Top of INFORMATION SHOWN
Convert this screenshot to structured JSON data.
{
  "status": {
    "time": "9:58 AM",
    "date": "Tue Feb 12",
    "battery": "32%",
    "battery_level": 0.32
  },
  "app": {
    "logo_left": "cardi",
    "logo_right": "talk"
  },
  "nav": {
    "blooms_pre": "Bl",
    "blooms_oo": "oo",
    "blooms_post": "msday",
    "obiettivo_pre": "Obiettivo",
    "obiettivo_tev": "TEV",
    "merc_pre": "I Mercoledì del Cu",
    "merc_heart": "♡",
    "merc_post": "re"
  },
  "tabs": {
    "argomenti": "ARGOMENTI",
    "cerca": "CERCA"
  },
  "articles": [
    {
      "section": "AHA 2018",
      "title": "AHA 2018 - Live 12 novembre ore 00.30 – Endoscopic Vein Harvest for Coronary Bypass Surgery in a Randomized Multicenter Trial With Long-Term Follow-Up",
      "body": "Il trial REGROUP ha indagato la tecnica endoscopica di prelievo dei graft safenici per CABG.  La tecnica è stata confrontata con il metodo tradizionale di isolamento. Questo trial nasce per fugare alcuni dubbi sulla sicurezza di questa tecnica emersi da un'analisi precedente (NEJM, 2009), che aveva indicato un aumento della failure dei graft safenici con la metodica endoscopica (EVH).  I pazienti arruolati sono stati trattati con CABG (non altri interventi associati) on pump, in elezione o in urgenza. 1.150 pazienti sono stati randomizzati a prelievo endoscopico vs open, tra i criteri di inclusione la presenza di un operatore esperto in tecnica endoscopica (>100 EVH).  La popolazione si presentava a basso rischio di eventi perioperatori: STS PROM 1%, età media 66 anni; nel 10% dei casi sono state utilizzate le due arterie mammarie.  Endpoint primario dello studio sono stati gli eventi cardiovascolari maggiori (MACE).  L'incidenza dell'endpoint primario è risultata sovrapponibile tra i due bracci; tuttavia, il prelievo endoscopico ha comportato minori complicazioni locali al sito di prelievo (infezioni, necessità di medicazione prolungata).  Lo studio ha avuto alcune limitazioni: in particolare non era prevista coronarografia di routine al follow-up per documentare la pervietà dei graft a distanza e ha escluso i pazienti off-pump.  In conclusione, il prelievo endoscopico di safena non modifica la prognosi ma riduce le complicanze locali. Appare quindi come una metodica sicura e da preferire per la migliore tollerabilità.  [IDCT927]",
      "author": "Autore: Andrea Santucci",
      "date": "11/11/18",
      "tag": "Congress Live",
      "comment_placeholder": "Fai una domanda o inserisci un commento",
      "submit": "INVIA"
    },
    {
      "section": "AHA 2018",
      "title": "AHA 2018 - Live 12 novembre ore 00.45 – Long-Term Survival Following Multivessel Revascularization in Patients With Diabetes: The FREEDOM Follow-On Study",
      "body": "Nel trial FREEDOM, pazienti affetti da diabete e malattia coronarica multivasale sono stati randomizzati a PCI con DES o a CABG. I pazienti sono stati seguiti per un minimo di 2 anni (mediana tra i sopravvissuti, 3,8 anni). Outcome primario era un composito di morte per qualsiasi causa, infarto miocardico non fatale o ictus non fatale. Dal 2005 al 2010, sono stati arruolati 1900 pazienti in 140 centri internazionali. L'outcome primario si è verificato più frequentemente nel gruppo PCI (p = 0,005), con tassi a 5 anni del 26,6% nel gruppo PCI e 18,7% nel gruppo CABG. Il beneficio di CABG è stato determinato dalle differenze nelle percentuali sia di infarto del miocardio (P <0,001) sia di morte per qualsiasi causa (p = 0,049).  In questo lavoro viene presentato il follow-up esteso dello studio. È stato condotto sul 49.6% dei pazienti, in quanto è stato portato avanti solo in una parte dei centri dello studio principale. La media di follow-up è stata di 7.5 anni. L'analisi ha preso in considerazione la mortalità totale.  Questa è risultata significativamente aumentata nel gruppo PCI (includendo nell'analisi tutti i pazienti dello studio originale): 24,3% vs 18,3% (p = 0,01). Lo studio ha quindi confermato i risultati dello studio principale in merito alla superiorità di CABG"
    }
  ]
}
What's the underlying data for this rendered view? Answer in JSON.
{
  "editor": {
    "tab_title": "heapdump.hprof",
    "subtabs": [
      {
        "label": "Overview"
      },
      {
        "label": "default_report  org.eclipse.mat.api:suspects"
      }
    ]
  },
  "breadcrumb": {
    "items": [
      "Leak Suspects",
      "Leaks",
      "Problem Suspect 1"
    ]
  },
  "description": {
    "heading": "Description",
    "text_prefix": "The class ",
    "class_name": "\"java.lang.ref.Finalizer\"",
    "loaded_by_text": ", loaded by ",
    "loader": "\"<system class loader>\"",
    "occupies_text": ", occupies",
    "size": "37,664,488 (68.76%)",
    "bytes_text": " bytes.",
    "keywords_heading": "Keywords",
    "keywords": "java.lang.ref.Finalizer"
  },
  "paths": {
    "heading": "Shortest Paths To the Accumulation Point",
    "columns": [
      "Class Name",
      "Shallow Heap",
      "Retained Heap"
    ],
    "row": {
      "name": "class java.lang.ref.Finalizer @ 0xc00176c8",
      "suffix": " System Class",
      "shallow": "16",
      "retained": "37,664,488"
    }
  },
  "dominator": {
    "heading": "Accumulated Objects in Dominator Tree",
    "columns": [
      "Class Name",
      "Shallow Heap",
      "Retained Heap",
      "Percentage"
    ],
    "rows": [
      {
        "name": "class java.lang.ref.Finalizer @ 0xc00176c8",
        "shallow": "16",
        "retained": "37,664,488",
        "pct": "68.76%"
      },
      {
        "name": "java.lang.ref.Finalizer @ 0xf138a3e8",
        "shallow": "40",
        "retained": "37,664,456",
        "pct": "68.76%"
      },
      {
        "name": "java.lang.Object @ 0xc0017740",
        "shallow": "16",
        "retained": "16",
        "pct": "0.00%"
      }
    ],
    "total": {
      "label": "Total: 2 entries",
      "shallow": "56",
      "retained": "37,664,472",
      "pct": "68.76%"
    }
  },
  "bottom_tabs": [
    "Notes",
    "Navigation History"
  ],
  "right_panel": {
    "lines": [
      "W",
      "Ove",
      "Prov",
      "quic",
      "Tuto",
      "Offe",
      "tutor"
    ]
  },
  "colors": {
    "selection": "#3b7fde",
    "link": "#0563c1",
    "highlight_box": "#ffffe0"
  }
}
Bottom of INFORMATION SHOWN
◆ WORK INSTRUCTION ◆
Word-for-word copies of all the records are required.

◆ WRITTEN ANSWER ◆
Convert this screenshot to structured JSON data.
{
  "status": {
    "time": "9:58 AM",
    "date": "Tue Feb 12",
    "battery": "32%",
    "battery_level": 0.32
  },
  "app": {
    "logo_left": "cardi",
    "logo_right": "talk"
  },
  "nav": {
    "blooms_pre": "Bl",
    "blooms_oo": "oo",
    "blooms_post": "msday",
    "obiettivo_pre": "Obiettivo",
    "obiettivo_tev": "TEV",
    "merc_pre": "I Mercoledì del Cu",
    "merc_heart": "♡",
    "merc_post": "re"
  },
  "tabs": {
    "argomenti": "ARGOMENTI",
    "cerca": "CERCA"
  },
  "articles": [
    {
      "section": "AHA 2018",
      "title": "AHA 2018 - Live 12 novembre ore 00.30 – Endoscopic Vein Harvest for Coronary Bypass Surgery in a Randomized Multicenter Trial With Long-Term Follow-Up",
      "body": "Il trial REGROUP ha indagato la tecnica endoscopica di prelievo dei graft safenici per CABG.  La tecnica è stata confrontata con il metodo tradizionale di isolamento. Questo trial nasce per fugare alcuni dubbi sulla sicurezza di questa tecnica emersi da un'analisi precedente (NEJM, 2009), che aveva indicato un aumento della failure dei graft safenici con la metodica endoscopica (EVH).  I pazienti arruolati sono stati trattati con CABG (non altri interventi associati) on pump, in elezione o in urgenza. 1.150 pazienti sono stati randomizzati a prelievo endoscopico vs open, tra i criteri di inclusione la presenza di un operatore esperto in tecnica endoscopica (>100 EVH).  La popolazione si presentava a basso rischio di eventi perioperatori: STS PROM 1%, età media 66 anni; nel 10% dei casi sono state utilizzate le due arterie mammarie.  Endpoint primario dello studio sono stati gli eventi cardiovascolari maggiori (MACE).  L'incidenza dell'endpoint primario è risultata sovrapponibile tra i due bracci; tuttavia, il prelievo endoscopico ha comportato minori complicazioni locali al sito di prelievo (infezioni, necessità di medicazione prolungata).  Lo studio ha avuto alcune limitazioni: in particolare non era prevista coronarografia di routine al follow-up per documentare la pervietà dei graft a distanza e ha escluso i pazienti off-pump.  In conclusione, il prelievo endoscopico di safena non modifica la prognosi ma riduce le complicanze locali. Appare quindi come una metodica sicura e da preferire per la migliore tollerabilità.  [IDCT927]",
      "author": "Autore: Andrea Santucci",
      "date": "11/11/18",
      "tag": "Congress Live",
      "comment_placeholder": "Fai una domanda o inserisci un commento",
      "submit": "INVIA"
    },
    {
      "section": "AHA 2018",
      "title": "AHA 2018 - Live 12 novembre ore 00.45 – Long-Term Survival Following Multivessel Revascularization in Patients With Diabetes: The FREEDOM Follow-On Study",
      "body": "Nel trial FREEDOM, pazienti affetti da diabete e malattia coronarica multivasale sono stati randomizzati a PCI con DES o a CABG. I pazienti sono stati seguiti per un minimo di 2 anni (mediana tra i sopravvissuti, 3,8 anni). Outcome primario era un composito di morte per qualsiasi causa, infarto miocardico non fatale o ictus non fatale. Dal 2005 al 2010, sono stati arruolati 1900 pazienti in 140 centri internazionali. L'outcome primario si è verificato più frequentemente nel gruppo PCI (p = 0,005), con tassi a 5 anni del 26,6% nel gruppo PCI e 18,7% nel gruppo CABG. Il beneficio di CABG è stato determinato dalle differenze nelle percentuali sia di infarto del miocardio (P <0,001) sia di morte per qualsiasi causa (p = 0,049).  In questo lavoro viene presentato il follow-up esteso dello studio. È stato condotto sul 49.6% dei pazienti, in quanto è stato portato avanti solo in una parte dei centri dello studio principale. La media di follow-up è stata di 7.5 anni. L'analisi ha preso in considerazione la mortalità totale.  Questa è risultata significativamente aumentata nel gruppo PCI (includendo nell'analisi tutti i pazienti dello studio originale): 24,3% vs 18,3% (p = 0,01). Lo studio ha quindi confermato i risultati dello studio principale in merito alla superiorità di CABG"
    }
  ]
}
What's the underlying data for this rendered view? Answer in JSON.
{
  "editor": {
    "tab_title": "heapdump.hprof",
    "subtabs": [
      {
        "label": "Overview"
      },
      {
        "label": "default_report  org.eclipse.mat.api:suspects"
      }
    ]
  },
  "breadcrumb": {
    "items": [
      "Leak Suspects",
      "Leaks",
      "Problem Suspect 1"
    ]
  },
  "description": {
    "heading": "Description",
    "text_prefix": "The class ",
    "class_name": "\"java.lang.ref.Finalizer\"",
    "loaded_by_text": ", loaded by ",
    "loader": "\"<system class loader>\"",
    "occupies_text": ", occupies",
    "size": "37,664,488 (68.76%)",
    "bytes_text": " bytes.",
    "keywords_heading": "Keywords",
    "keywords": "java.lang.ref.Finalizer"
  },
  "paths": {
    "heading": "Shortest Paths To the Accumulation Point",
    "columns": [
      "Class Name",
      "Shallow Heap",
      "Retained Heap"
    ],
    "row": {
      "name": "class java.lang.ref.Finalizer @ 0xc00176c8",
      "suffix": " System Class",
      "shallow": "16",
      "retained": "37,664,488"
    }
  },
  "dominator": {
    "heading": "Accumulated Objects in Dominator Tree",
    "columns": [
      "Class Name",
      "Shallow Heap",
      "Retained Heap",
      "Percentage"
    ],
    "rows": [
      {
        "name": "class java.lang.ref.Finalizer @ 0xc00176c8",
        "shallow": "16",
        "retained": "37,664,488",
        "pct": "68.76%"
      },
      {
        "name": "java.lang.ref.Finalizer @ 0xf138a3e8",
        "shallow": "40",
        "retained": "37,664,456",
        "pct": "68.76%"
      },
      {
        "name": "java.lang.Object @ 0xc0017740",
        "shallow": "16",
        "retained": "16",
        "pct": "0.00%"
      }
    ],
    "total": {
      "label": "Total: 2 entries",
      "shallow": "56",
      "retained": "37,664,472",
      "pct": "68.76%"
    }
  },
  "bottom_tabs": [
    "Notes",
    "Navigation History"
  ],
  "right_panel": {
    "lines": [
      "W",
      "Ove",
      "Prov",
      "quic",
      "Tuto",
      "Offe",
      "tutor"
    ]
  },
  "colors": {
    "selection": "#3b7fde",
    "link": "#0563c1",
    "highlight_box": "#ffffe0"
  }
}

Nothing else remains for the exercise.